Assigned task: Reply with one number: the count of lines in the listing that contain the string "placeholder".
* * * * * * *
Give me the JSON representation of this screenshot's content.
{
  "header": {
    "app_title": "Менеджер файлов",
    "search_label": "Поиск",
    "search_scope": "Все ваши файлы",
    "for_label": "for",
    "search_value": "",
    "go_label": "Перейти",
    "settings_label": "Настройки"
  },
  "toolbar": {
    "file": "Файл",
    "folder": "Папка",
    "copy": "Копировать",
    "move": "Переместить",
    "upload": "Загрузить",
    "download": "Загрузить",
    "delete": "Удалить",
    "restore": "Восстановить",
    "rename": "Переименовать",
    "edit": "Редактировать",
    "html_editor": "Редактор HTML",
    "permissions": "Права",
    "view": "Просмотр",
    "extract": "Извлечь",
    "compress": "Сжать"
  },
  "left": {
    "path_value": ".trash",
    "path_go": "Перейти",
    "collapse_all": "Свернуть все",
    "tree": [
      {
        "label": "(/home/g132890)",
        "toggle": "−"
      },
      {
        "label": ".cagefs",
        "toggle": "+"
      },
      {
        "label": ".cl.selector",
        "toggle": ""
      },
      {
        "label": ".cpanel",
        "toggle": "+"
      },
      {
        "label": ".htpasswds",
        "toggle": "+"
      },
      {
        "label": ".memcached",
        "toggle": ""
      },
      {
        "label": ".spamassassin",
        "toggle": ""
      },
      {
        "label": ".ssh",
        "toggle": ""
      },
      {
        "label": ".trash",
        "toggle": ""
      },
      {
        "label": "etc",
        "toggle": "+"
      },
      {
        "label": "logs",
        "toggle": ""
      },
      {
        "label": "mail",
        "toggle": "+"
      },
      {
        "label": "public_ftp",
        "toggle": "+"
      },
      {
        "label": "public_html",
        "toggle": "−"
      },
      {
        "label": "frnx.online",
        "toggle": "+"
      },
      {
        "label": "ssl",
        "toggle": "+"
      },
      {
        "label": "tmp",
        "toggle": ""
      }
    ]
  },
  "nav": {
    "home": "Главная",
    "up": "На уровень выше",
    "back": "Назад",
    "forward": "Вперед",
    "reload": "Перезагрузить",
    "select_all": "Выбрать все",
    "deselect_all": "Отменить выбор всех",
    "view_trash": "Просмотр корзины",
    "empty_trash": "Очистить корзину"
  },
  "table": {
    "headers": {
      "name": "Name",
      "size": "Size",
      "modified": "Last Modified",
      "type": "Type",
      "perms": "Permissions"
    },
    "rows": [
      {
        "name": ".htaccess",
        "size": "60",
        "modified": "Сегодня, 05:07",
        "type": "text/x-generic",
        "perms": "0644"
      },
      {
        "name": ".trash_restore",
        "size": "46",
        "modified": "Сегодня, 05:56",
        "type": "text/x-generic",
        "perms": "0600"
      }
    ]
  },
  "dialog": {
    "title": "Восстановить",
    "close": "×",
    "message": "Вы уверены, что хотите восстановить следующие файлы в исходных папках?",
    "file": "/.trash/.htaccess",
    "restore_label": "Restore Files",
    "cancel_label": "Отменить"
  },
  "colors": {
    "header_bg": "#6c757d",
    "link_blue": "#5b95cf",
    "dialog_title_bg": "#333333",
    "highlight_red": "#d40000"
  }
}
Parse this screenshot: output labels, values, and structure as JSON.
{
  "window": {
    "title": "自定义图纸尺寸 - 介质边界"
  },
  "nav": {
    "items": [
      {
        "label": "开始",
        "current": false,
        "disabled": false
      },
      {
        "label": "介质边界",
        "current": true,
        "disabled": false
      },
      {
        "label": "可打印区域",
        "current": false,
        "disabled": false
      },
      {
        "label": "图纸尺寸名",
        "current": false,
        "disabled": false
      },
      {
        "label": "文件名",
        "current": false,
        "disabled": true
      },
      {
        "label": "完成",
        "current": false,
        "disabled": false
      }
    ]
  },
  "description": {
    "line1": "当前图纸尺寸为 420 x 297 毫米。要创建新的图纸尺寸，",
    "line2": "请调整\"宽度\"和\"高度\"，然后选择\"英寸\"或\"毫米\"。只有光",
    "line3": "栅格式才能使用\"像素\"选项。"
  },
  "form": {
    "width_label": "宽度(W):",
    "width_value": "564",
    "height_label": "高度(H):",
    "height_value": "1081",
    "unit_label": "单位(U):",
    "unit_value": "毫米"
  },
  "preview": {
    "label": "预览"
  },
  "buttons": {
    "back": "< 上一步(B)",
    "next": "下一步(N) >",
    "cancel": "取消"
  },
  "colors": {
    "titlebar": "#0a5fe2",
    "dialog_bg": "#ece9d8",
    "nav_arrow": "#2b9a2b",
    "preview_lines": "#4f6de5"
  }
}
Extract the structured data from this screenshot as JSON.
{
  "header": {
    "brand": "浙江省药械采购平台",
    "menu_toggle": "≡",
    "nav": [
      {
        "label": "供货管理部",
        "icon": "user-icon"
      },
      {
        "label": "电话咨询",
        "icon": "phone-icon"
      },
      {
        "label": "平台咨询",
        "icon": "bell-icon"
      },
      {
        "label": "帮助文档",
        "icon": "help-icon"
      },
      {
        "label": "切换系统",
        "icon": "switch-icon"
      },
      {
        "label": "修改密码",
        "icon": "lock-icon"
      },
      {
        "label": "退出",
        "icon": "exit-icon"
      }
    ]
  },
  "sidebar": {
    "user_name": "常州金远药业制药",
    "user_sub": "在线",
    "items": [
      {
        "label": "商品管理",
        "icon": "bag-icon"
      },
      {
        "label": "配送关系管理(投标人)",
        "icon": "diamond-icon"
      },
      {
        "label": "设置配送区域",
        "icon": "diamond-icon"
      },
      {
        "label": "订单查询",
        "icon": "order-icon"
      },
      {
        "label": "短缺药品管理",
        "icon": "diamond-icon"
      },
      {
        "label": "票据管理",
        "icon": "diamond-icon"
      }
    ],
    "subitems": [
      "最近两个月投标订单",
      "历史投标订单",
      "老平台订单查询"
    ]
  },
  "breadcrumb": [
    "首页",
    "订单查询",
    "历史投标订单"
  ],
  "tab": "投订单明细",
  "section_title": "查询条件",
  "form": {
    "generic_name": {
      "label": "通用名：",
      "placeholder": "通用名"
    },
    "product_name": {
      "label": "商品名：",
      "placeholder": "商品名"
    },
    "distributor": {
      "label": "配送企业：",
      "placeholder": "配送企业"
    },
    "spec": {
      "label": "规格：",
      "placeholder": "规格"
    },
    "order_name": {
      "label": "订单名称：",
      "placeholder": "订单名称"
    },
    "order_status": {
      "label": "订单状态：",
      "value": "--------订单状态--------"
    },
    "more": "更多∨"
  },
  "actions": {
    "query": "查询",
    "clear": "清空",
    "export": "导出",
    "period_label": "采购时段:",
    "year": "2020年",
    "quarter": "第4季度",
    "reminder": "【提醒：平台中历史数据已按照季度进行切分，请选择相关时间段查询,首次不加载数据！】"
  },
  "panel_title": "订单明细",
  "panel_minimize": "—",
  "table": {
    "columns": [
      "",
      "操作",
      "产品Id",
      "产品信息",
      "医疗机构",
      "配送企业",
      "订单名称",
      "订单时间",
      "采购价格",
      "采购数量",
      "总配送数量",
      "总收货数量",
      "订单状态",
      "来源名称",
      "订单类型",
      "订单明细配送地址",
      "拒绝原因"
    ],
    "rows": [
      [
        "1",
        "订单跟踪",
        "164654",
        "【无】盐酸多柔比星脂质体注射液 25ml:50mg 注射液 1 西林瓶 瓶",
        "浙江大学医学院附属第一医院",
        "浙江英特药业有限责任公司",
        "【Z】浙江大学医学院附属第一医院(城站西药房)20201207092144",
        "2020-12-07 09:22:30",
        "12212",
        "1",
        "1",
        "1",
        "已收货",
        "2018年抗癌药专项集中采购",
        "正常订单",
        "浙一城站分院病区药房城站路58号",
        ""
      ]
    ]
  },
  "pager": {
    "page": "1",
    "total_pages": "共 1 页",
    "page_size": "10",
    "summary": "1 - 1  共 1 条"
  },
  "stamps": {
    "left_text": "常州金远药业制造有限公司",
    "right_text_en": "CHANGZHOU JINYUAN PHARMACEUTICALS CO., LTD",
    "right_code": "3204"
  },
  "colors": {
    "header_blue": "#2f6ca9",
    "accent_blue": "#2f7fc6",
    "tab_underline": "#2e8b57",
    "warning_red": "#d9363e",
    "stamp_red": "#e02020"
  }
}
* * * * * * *
Response to the exercise: 5